== What the task asks ==
Establish how many lines in the entries hold the string "icon". The number by itself is the whole answer.

== Stored data ==
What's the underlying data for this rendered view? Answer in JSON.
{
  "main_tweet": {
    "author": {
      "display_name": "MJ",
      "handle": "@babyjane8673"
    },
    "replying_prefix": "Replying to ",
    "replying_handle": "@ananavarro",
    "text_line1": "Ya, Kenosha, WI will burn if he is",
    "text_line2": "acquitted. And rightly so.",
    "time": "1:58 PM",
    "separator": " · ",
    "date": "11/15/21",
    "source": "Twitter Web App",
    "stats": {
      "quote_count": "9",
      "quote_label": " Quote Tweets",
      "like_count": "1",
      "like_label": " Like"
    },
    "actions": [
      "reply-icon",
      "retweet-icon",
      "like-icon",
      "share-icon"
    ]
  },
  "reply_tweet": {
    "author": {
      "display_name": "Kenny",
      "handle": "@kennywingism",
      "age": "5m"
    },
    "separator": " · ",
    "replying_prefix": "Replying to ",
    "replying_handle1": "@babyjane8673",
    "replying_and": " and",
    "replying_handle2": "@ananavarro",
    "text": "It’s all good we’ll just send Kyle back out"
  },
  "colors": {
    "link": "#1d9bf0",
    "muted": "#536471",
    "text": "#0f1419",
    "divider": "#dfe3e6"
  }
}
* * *
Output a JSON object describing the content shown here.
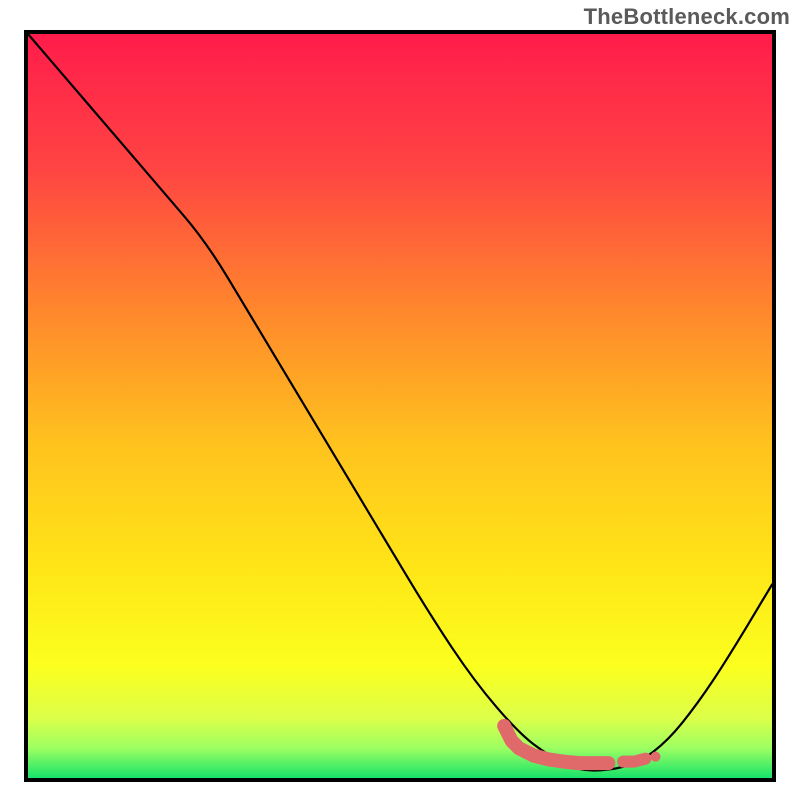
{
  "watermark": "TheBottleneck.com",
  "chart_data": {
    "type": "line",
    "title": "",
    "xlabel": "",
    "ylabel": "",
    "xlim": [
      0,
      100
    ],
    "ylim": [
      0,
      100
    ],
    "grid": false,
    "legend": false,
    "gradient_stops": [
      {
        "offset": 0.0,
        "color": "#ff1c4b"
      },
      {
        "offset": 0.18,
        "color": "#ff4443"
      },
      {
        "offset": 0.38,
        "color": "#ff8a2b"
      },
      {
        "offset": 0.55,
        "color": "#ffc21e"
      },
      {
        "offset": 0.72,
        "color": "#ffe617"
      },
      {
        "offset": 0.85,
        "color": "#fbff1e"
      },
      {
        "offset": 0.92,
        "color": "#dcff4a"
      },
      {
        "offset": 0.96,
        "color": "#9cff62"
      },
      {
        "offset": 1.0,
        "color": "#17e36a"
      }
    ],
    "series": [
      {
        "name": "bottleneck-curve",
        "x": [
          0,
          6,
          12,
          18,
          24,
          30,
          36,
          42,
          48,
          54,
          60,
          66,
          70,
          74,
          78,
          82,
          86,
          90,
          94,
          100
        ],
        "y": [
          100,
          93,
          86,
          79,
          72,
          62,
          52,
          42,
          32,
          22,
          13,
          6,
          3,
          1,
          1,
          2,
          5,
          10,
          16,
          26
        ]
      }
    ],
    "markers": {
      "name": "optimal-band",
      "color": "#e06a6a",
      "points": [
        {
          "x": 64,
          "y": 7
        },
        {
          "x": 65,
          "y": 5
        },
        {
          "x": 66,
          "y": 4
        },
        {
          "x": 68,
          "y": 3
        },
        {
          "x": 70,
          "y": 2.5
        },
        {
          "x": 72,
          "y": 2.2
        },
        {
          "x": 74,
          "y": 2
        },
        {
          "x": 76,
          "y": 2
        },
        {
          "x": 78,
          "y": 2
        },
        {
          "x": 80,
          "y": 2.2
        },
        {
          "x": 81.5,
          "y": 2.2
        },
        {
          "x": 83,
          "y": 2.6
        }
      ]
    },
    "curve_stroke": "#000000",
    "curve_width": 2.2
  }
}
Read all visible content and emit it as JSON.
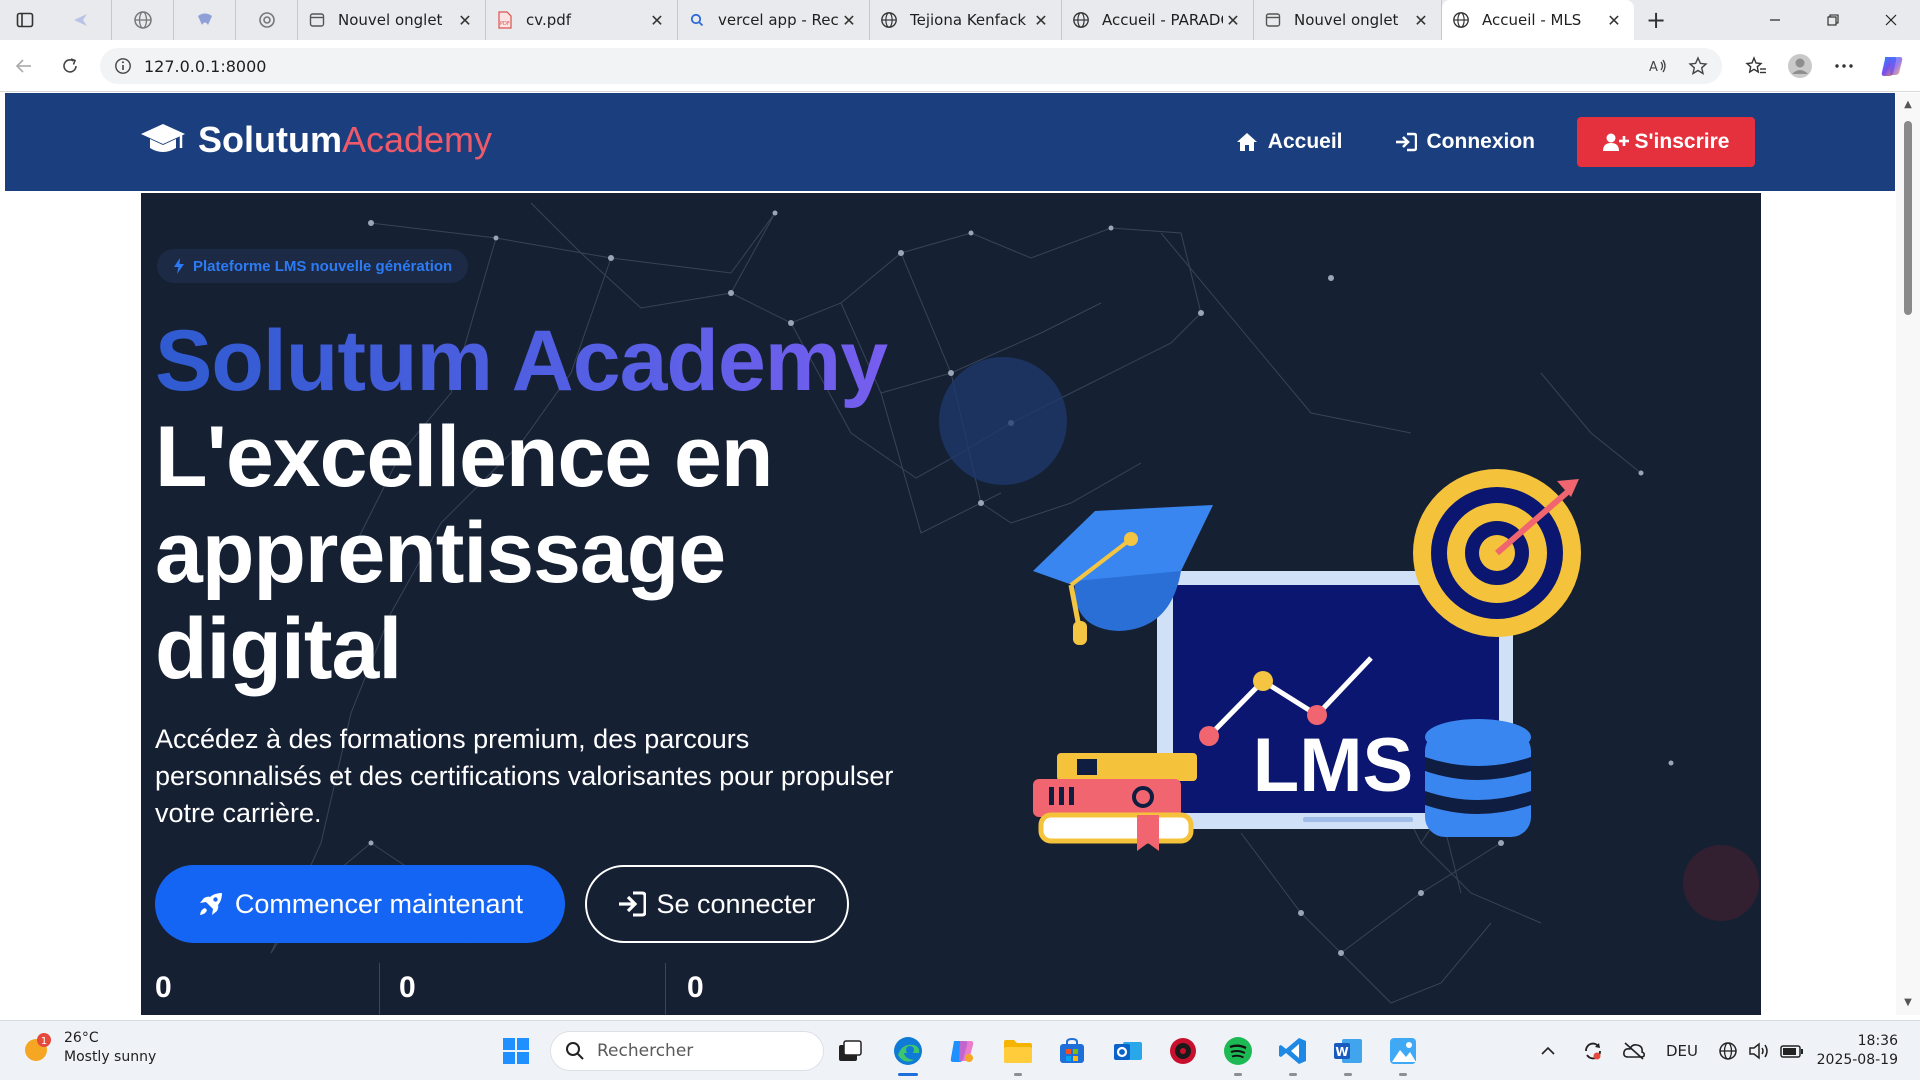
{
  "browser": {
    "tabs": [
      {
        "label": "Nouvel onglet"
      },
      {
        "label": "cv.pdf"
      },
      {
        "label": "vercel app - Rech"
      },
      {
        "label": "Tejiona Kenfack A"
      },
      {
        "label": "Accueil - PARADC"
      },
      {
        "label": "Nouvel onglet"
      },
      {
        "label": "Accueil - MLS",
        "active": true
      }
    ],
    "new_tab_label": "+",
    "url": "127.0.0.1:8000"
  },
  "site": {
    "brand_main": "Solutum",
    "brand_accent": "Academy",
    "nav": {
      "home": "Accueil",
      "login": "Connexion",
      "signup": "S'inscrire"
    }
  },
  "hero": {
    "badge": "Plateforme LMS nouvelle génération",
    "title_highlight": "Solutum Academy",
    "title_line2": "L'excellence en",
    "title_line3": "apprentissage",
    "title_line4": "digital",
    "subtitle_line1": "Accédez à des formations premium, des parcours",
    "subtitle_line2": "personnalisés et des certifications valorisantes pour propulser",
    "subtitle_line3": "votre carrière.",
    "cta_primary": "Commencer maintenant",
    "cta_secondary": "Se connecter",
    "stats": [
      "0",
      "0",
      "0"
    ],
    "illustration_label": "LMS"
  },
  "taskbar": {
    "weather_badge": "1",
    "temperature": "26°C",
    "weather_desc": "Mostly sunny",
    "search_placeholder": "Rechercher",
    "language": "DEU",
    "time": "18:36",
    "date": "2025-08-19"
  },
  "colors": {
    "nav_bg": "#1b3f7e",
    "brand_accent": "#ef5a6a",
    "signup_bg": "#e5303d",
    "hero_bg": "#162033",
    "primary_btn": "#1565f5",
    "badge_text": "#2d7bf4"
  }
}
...
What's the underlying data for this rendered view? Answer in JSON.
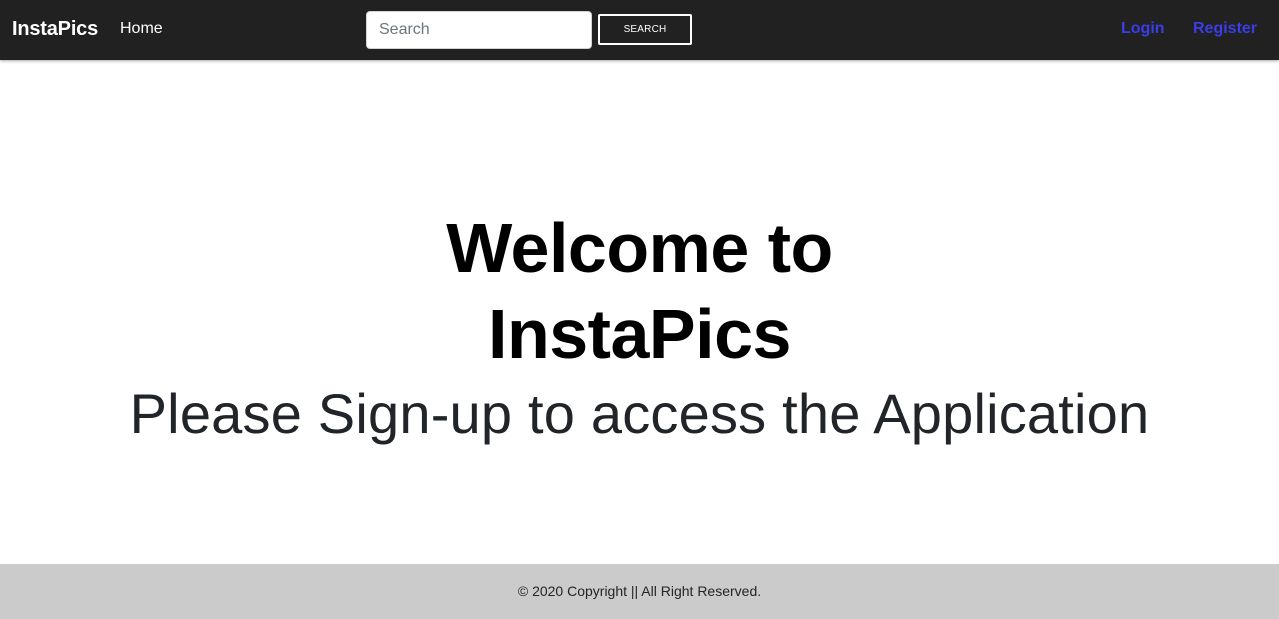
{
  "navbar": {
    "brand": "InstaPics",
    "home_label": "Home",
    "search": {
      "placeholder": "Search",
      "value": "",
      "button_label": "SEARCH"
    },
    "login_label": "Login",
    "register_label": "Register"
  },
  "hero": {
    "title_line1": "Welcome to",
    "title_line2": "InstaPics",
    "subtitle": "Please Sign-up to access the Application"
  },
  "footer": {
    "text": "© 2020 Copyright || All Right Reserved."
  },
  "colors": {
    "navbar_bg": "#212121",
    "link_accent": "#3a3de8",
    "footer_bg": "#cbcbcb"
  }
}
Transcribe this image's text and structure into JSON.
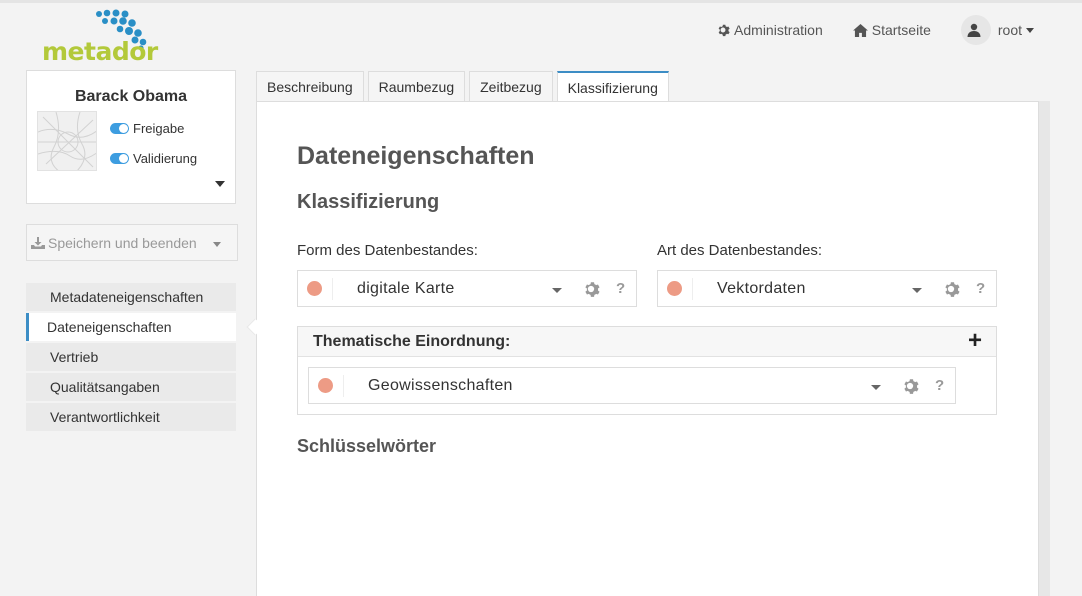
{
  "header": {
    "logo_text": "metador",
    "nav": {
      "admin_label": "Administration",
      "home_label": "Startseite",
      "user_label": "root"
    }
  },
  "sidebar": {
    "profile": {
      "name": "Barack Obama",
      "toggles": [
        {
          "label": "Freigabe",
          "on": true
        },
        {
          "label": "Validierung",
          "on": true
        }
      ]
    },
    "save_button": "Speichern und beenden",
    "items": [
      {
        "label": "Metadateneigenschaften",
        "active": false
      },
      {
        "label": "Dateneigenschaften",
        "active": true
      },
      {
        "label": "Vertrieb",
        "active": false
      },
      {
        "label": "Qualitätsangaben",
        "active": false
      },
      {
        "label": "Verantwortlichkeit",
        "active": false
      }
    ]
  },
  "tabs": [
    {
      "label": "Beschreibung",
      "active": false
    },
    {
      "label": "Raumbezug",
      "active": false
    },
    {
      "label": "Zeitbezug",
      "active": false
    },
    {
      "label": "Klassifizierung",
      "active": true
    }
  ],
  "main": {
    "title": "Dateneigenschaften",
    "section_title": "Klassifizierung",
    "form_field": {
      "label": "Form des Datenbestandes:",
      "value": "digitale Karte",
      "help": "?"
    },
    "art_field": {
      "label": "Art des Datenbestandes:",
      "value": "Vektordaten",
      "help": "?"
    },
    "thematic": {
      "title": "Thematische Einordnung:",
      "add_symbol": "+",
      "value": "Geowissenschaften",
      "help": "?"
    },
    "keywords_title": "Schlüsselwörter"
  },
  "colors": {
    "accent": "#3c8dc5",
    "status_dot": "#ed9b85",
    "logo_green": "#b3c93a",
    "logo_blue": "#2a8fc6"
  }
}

== Response area ==
4